* Exercise details
In the entries that follow, find every line containing "Lookup" and copy it.

(Dataset rows for apps and sites)
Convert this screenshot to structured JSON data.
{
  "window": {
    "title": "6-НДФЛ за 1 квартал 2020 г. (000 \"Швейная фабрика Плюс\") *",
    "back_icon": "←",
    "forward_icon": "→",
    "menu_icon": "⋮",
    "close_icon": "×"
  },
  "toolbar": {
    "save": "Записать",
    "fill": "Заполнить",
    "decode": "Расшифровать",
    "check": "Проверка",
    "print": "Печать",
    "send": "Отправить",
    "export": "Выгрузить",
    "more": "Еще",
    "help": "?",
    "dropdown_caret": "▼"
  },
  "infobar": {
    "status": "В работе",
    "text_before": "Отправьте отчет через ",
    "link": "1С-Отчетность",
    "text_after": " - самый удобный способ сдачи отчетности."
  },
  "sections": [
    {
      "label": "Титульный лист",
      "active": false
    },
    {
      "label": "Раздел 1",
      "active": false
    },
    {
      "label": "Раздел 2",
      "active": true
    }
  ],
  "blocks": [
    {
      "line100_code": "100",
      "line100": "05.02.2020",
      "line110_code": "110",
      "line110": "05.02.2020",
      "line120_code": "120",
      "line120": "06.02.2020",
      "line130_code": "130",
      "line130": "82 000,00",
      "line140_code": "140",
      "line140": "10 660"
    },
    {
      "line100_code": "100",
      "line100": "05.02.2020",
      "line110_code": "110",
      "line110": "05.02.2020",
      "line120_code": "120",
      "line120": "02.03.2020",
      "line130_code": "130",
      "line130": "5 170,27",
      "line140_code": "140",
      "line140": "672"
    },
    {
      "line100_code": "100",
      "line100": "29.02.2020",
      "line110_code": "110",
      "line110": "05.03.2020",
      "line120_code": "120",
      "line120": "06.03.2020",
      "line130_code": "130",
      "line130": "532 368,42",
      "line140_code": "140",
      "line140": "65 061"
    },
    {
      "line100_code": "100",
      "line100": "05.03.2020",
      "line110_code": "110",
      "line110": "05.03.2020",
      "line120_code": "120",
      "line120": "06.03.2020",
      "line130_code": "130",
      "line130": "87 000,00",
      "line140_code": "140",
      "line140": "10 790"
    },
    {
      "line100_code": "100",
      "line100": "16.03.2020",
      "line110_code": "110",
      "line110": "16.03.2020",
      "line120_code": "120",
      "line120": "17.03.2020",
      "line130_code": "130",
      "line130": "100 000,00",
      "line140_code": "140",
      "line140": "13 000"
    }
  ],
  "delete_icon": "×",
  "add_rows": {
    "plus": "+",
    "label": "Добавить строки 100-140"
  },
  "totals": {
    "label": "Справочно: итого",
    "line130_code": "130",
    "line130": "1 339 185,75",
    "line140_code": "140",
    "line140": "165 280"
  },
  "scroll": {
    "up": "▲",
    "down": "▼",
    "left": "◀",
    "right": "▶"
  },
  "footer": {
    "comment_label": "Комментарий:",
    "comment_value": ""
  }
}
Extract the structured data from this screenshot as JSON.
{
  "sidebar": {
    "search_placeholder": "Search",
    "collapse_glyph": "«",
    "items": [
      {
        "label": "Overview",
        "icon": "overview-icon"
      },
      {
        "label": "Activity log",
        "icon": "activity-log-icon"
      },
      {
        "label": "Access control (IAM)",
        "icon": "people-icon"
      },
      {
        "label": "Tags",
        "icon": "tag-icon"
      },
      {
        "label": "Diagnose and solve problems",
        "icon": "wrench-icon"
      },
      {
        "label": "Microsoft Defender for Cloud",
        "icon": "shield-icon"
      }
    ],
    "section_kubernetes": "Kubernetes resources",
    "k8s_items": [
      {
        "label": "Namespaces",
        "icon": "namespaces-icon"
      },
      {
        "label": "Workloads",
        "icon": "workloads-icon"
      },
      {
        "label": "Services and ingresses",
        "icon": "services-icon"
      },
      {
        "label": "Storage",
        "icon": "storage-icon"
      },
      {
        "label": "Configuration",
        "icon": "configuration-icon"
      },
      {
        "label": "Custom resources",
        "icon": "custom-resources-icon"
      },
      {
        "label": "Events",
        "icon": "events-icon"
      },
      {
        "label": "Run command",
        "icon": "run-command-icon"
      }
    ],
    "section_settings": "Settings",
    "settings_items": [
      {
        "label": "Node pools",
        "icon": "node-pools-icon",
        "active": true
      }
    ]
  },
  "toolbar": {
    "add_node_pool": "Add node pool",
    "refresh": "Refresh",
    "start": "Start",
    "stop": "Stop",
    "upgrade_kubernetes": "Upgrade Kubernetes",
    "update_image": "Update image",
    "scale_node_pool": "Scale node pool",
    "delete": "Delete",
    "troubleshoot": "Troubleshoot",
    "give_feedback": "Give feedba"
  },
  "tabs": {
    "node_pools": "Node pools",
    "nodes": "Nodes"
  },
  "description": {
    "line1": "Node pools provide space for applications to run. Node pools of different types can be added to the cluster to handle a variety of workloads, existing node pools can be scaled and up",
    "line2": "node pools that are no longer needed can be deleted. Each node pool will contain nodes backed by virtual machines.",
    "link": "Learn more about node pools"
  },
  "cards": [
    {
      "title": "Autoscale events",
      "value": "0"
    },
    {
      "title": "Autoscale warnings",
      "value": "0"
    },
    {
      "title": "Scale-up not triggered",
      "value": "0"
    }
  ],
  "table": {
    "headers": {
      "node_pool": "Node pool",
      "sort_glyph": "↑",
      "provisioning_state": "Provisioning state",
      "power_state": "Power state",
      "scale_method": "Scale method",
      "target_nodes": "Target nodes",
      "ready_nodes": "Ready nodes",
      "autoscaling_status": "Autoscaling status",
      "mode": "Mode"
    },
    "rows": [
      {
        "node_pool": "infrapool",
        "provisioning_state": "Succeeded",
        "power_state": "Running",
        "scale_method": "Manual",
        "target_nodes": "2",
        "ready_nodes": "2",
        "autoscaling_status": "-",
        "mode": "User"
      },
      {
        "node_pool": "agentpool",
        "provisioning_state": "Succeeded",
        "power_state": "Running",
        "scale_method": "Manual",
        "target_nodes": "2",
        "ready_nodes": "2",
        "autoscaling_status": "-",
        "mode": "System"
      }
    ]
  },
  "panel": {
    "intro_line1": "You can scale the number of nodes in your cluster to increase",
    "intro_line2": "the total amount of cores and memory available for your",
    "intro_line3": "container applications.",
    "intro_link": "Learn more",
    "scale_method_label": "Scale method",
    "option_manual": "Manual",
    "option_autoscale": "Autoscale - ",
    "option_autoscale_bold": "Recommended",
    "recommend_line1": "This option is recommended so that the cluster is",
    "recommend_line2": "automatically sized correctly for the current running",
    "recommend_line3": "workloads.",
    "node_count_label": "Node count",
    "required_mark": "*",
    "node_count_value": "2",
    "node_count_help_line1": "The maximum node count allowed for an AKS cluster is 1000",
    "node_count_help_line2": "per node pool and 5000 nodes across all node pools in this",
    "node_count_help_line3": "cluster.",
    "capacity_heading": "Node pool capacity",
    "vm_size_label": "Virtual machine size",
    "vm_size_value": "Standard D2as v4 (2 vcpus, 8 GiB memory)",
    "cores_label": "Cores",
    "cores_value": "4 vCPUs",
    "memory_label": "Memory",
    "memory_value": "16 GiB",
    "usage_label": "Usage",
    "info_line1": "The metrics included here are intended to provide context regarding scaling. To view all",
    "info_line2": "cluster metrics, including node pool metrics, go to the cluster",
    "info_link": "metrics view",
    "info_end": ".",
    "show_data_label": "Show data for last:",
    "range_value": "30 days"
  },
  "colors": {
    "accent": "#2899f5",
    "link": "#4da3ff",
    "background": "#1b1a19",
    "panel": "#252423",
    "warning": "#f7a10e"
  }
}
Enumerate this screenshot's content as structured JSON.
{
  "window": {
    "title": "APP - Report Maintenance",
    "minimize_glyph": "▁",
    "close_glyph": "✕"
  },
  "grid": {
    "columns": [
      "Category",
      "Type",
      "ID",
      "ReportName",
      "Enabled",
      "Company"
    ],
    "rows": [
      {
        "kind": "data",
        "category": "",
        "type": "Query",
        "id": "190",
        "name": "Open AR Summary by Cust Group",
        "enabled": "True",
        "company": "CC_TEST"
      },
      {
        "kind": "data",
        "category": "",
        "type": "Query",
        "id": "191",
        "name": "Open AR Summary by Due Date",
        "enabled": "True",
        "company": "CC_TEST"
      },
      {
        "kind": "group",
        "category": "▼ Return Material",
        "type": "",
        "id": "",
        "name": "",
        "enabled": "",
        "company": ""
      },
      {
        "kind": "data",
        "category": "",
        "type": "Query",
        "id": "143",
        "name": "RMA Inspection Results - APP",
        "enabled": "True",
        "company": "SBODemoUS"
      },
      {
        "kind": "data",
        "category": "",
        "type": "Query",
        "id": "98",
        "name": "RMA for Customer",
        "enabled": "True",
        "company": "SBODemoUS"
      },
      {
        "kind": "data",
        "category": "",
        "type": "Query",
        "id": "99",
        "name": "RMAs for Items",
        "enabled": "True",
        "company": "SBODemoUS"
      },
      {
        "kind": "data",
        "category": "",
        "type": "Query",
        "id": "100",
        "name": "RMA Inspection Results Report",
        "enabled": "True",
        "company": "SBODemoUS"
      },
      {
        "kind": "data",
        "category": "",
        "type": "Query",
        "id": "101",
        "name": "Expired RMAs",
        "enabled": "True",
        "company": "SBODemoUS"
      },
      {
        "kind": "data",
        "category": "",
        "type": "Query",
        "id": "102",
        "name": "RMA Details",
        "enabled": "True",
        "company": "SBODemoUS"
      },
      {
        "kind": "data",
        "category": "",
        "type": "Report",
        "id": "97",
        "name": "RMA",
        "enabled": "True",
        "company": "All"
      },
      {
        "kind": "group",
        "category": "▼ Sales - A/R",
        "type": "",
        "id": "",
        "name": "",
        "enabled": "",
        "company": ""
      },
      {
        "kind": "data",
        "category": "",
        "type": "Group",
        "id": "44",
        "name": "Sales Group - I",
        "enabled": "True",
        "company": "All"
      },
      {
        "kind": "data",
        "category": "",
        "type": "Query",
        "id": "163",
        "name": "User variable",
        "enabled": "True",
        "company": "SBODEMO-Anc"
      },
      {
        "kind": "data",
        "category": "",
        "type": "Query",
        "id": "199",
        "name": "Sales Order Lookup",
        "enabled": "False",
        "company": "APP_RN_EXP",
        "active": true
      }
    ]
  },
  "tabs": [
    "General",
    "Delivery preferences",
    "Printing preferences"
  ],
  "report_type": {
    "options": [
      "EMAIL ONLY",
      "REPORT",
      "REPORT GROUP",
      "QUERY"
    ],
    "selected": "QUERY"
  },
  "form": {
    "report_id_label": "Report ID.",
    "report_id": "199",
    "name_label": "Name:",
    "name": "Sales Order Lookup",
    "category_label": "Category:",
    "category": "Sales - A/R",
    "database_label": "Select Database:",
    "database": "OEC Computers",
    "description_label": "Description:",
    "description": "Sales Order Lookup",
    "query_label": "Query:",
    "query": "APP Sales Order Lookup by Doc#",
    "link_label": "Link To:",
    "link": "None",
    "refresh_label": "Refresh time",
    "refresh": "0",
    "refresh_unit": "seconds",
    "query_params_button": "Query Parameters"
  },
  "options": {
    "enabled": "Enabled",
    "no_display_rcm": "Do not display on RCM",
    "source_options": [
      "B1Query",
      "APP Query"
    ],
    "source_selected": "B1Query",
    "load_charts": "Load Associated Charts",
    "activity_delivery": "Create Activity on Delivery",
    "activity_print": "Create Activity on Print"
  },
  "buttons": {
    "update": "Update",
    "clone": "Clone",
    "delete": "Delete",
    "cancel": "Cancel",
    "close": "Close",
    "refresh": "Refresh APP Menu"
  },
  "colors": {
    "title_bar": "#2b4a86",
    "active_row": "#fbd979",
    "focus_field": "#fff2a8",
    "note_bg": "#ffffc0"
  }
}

* Written solution
        "name": "Sales Order Lookup",
    "name": "Sales Order Lookup",
    "description": "Sales Order Lookup",
    "query": "APP Sales Order Lookup by Doc#",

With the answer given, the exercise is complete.